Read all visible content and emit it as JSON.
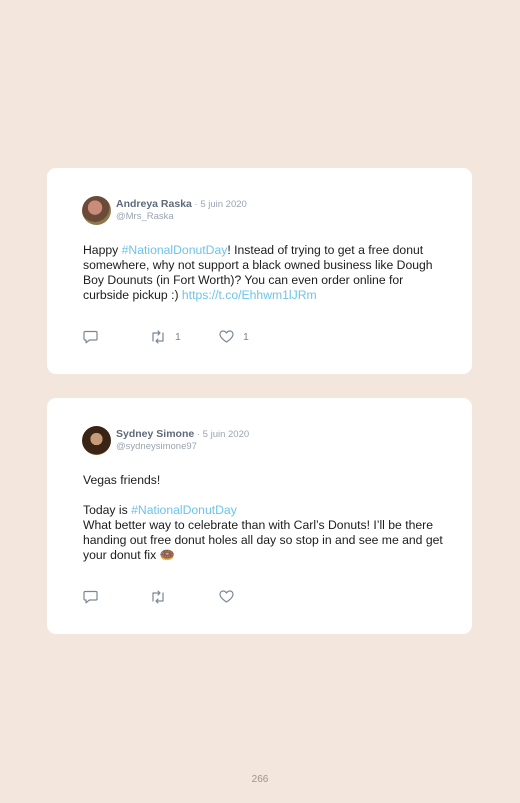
{
  "tweets": [
    {
      "author": "Andreya Raska",
      "date": "5 juin 2020",
      "handle": "@Mrs_Raska",
      "text_parts": [
        "Happy ",
        "#NationalDonutDay",
        "! Instead of trying to get a free donut somewhere, why not support a black owned business like Dough Boy Dounuts (in Fort Worth)? You can even order online for curbside pickup :) ",
        "https://t.co/Ehhwm1lJRm"
      ],
      "retweets": "1",
      "likes": "1"
    },
    {
      "author": "Sydney Simone",
      "date": "5 juin 2020",
      "handle": "@sydneysimone97",
      "line1": "Vegas friends!",
      "line2_prefix": "Today is ",
      "line2_tag": "#NationalDonutDay",
      "line3": "What better way to celebrate than with Carl’s Donuts! I’ll be there handing out free donut holes all day so stop in and see me and get your donut fix 🍩",
      "retweets": "",
      "likes": ""
    }
  ],
  "separator": " · ",
  "page_number": "266",
  "colors": {
    "background": "#f3e6dc",
    "card": "#ffffff",
    "link": "#6cc4ea",
    "name": "#5f6a7a",
    "muted": "#9aa4b0"
  },
  "icons": [
    "reply-icon",
    "retweet-icon",
    "heart-icon"
  ]
}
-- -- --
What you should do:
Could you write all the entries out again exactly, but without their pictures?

Exercise response:
Read all visible content and emit it as JSON.
{
  "tweets": [
    {
      "author": "Andreya Raska",
      "date": "5 juin 2020",
      "handle": "@Mrs_Raska",
      "text_parts": [
        "Happy ",
        "#NationalDonutDay",
        "! Instead of trying to get a free donut somewhere, why not support a black owned business like Dough Boy Dounuts (in Fort Worth)? You can even order online for curbside pickup :) ",
        "https://t.co/Ehhwm1lJRm"
      ],
      "retweets": "1",
      "likes": "1"
    },
    {
      "author": "Sydney Simone",
      "date": "5 juin 2020",
      "handle": "@sydneysimone97",
      "line1": "Vegas friends!",
      "line2_prefix": "Today is ",
      "line2_tag": "#NationalDonutDay",
      "line3": "What better way to celebrate than with Carl’s Donuts! I’ll be there handing out free donut holes all day so stop in and see me and get your donut fix 🍩",
      "retweets": "",
      "likes": ""
    }
  ],
  "separator": " · ",
  "page_number": "266",
  "colors": {
    "background": "#f3e6dc",
    "card": "#ffffff",
    "link": "#6cc4ea",
    "name": "#5f6a7a",
    "muted": "#9aa4b0"
  },
  "icons": [
    "reply-icon",
    "retweet-icon",
    "heart-icon"
  ]
}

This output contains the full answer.